▸ **TASK ITEM**
For this exercise, restate the data below with no change at all.

(Records excerpted from a collection)
++++++

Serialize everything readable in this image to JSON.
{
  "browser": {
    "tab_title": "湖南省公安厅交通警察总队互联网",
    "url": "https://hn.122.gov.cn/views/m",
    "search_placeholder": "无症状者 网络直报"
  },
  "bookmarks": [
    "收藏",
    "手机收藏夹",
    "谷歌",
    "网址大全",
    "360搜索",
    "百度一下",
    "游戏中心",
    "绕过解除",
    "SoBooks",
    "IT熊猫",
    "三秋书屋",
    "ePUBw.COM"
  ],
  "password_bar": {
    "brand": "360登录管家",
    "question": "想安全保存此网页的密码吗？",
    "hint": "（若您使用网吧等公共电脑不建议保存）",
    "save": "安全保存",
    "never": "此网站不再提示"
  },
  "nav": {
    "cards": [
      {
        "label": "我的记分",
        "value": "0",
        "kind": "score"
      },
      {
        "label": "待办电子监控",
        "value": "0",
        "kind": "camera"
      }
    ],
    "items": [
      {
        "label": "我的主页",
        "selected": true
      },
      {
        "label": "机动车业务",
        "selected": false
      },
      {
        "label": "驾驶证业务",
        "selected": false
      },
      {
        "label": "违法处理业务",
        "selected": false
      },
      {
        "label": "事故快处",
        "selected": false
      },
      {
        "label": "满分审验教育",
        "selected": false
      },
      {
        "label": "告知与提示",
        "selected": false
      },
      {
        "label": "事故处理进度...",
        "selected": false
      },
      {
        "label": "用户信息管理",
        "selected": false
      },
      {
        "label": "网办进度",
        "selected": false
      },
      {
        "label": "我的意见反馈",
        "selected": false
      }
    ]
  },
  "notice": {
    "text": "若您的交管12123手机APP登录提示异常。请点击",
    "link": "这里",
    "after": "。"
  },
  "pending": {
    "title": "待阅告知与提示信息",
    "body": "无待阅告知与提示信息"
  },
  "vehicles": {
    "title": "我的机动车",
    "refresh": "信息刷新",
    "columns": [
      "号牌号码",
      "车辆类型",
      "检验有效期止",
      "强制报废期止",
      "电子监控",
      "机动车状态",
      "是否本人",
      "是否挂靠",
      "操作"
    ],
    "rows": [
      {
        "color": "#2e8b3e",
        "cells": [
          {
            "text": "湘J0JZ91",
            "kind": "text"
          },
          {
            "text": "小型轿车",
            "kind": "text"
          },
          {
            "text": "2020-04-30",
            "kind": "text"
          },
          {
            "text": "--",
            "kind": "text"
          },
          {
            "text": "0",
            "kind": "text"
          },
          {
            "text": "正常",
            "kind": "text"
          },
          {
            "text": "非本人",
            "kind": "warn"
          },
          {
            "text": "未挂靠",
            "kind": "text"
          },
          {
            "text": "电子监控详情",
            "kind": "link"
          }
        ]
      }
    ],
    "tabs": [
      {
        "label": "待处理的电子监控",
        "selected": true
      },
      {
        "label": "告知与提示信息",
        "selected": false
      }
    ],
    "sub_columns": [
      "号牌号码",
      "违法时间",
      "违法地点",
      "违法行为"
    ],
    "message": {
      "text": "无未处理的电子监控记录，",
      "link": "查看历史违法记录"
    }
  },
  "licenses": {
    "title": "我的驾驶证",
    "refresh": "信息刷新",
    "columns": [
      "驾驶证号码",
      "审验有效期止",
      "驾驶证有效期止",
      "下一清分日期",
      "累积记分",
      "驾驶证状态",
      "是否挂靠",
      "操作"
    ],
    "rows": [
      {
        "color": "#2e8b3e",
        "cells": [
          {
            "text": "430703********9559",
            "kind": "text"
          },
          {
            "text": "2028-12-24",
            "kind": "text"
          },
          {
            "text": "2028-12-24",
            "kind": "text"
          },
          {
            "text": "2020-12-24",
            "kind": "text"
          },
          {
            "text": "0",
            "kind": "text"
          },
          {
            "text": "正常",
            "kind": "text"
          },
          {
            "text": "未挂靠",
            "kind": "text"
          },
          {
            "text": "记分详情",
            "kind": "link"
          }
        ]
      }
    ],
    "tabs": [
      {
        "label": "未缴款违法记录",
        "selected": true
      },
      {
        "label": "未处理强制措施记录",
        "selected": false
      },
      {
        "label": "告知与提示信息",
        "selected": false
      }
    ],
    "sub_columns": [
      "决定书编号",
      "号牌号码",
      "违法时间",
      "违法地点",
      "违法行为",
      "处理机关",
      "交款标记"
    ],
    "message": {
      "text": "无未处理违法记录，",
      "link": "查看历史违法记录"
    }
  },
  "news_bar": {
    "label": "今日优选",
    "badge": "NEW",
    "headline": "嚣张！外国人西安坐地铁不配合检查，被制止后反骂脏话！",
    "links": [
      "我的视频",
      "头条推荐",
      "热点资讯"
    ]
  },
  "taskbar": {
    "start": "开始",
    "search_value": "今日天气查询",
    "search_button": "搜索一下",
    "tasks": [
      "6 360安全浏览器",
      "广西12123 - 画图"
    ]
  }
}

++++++

▸ **SOLUTION**
Serialize everything readable in this image to JSON.
{
  "browser": {
    "tab_title": "湖南省公安厅交通警察总队互联网",
    "url": "https://hn.122.gov.cn/views/m",
    "search_placeholder": "无症状者 网络直报"
  },
  "bookmarks": [
    "收藏",
    "手机收藏夹",
    "谷歌",
    "网址大全",
    "360搜索",
    "百度一下",
    "游戏中心",
    "绕过解除",
    "SoBooks",
    "IT熊猫",
    "三秋书屋",
    "ePUBw.COM"
  ],
  "password_bar": {
    "brand": "360登录管家",
    "question": "想安全保存此网页的密码吗？",
    "hint": "（若您使用网吧等公共电脑不建议保存）",
    "save": "安全保存",
    "never": "此网站不再提示"
  },
  "nav": {
    "cards": [
      {
        "label": "我的记分",
        "value": "0",
        "kind": "score"
      },
      {
        "label": "待办电子监控",
        "value": "0",
        "kind": "camera"
      }
    ],
    "items": [
      {
        "label": "我的主页",
        "selected": true
      },
      {
        "label": "机动车业务",
        "selected": false
      },
      {
        "label": "驾驶证业务",
        "selected": false
      },
      {
        "label": "违法处理业务",
        "selected": false
      },
      {
        "label": "事故快处",
        "selected": false
      },
      {
        "label": "满分审验教育",
        "selected": false
      },
      {
        "label": "告知与提示",
        "selected": false
      },
      {
        "label": "事故处理进度...",
        "selected": false
      },
      {
        "label": "用户信息管理",
        "selected": false
      },
      {
        "label": "网办进度",
        "selected": false
      },
      {
        "label": "我的意见反馈",
        "selected": false
      }
    ]
  },
  "notice": {
    "text": "若您的交管12123手机APP登录提示异常。请点击",
    "link": "这里",
    "after": "。"
  },
  "pending": {
    "title": "待阅告知与提示信息",
    "body": "无待阅告知与提示信息"
  },
  "vehicles": {
    "title": "我的机动车",
    "refresh": "信息刷新",
    "columns": [
      "号牌号码",
      "车辆类型",
      "检验有效期止",
      "强制报废期止",
      "电子监控",
      "机动车状态",
      "是否本人",
      "是否挂靠",
      "操作"
    ],
    "rows": [
      {
        "color": "#2e8b3e",
        "cells": [
          {
            "text": "湘J0JZ91",
            "kind": "text"
          },
          {
            "text": "小型轿车",
            "kind": "text"
          },
          {
            "text": "2020-04-30",
            "kind": "text"
          },
          {
            "text": "--",
            "kind": "text"
          },
          {
            "text": "0",
            "kind": "text"
          },
          {
            "text": "正常",
            "kind": "text"
          },
          {
            "text": "非本人",
            "kind": "warn"
          },
          {
            "text": "未挂靠",
            "kind": "text"
          },
          {
            "text": "电子监控详情",
            "kind": "link"
          }
        ]
      }
    ],
    "tabs": [
      {
        "label": "待处理的电子监控",
        "selected": true
      },
      {
        "label": "告知与提示信息",
        "selected": false
      }
    ],
    "sub_columns": [
      "号牌号码",
      "违法时间",
      "违法地点",
      "违法行为"
    ],
    "message": {
      "text": "无未处理的电子监控记录，",
      "link": "查看历史违法记录"
    }
  },
  "licenses": {
    "title": "我的驾驶证",
    "refresh": "信息刷新",
    "columns": [
      "驾驶证号码",
      "审验有效期止",
      "驾驶证有效期止",
      "下一清分日期",
      "累积记分",
      "驾驶证状态",
      "是否挂靠",
      "操作"
    ],
    "rows": [
      {
        "color": "#2e8b3e",
        "cells": [
          {
            "text": "430703********9559",
            "kind": "text"
          },
          {
            "text": "2028-12-24",
            "kind": "text"
          },
          {
            "text": "2028-12-24",
            "kind": "text"
          },
          {
            "text": "2020-12-24",
            "kind": "text"
          },
          {
            "text": "0",
            "kind": "text"
          },
          {
            "text": "正常",
            "kind": "text"
          },
          {
            "text": "未挂靠",
            "kind": "text"
          },
          {
            "text": "记分详情",
            "kind": "link"
          }
        ]
      }
    ],
    "tabs": [
      {
        "label": "未缴款违法记录",
        "selected": true
      },
      {
        "label": "未处理强制措施记录",
        "selected": false
      },
      {
        "label": "告知与提示信息",
        "selected": false
      }
    ],
    "sub_columns": [
      "决定书编号",
      "号牌号码",
      "违法时间",
      "违法地点",
      "违法行为",
      "处理机关",
      "交款标记"
    ],
    "message": {
      "text": "无未处理违法记录，",
      "link": "查看历史违法记录"
    }
  },
  "news_bar": {
    "label": "今日优选",
    "badge": "NEW",
    "headline": "嚣张！外国人西安坐地铁不配合检查，被制止后反骂脏话！",
    "links": [
      "我的视频",
      "头条推荐",
      "热点资讯"
    ]
  },
  "taskbar": {
    "start": "开始",
    "search_value": "今日天气查询",
    "search_button": "搜索一下",
    "tasks": [
      "6 360安全浏览器",
      "广西12123 - 画图"
    ]
  }
}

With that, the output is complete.